In 1996, four women became students at The Citadel, a military school in South Carolina that had fought in court to remain all-male.
In 2004, two Russian passenger jetliners crashed within minutes of each other after taking off from Domodedovo Airport in Moscow. Authorities said terrorist attacks caused the crashes, which killed 89 people.
In 2005, U.S. President George W. Bush vowed in an Idaho speech that he wouldn't retreat from Iraq or the rest of the Middle East until U.S. troops "win the war on terror."
In 2008, the Summer Olympic Games came to a close in Beijing, with the United States winning the most medals, 110, including 36 gold. Host China captured the most gold medals, 51, and was second in the overall category at 100. U.S. swimmer Michael Phelps won a record eight gold medals in eight events.
In 2011, Steve Jobs, co-founder and chief executive officer of Apple Inc., resigned, telling his company's board he could "no longer meet my duties and expectations." Jobs, 56, who stayed on as chairman, had battled cancer for several years. He died Oct. 5, 2011.
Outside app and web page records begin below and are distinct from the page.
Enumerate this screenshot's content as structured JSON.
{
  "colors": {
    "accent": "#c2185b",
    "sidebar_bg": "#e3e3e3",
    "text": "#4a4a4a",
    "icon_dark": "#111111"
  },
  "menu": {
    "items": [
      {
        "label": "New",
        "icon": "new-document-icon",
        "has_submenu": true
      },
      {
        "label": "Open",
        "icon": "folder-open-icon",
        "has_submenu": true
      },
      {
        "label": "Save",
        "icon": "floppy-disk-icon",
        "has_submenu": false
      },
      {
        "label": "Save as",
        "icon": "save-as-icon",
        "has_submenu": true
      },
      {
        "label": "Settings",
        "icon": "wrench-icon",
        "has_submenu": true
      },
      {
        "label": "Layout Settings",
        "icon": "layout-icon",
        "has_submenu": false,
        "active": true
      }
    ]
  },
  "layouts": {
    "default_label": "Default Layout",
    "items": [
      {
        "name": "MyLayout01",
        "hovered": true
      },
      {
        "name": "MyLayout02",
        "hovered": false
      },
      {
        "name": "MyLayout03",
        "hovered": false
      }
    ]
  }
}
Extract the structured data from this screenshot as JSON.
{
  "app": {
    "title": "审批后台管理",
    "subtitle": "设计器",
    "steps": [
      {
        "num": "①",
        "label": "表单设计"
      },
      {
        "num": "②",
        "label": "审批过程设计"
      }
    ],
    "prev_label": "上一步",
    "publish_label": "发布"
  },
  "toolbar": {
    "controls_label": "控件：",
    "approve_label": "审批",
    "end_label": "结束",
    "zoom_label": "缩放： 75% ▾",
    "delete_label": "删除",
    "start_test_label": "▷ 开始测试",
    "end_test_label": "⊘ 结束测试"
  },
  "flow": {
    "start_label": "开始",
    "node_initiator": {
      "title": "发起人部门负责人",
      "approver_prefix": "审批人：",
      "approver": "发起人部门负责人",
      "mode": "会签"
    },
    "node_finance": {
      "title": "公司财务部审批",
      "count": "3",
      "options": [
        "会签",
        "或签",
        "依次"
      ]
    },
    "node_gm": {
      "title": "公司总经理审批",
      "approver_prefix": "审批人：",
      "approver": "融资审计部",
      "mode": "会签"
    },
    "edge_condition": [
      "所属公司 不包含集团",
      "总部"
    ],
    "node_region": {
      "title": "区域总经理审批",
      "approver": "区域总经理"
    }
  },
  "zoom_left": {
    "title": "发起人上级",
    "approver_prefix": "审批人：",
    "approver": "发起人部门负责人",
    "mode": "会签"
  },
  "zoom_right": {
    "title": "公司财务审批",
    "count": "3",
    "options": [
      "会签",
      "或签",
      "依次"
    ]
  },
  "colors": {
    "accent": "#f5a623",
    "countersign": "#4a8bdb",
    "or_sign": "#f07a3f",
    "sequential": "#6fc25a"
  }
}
In 2013, Bolivian government officials said inmates at a prison in Santa Cruz used knives, machetes, self-made flamethrowers and other weapons in a gang battle that left 30 people dead and dozens injured.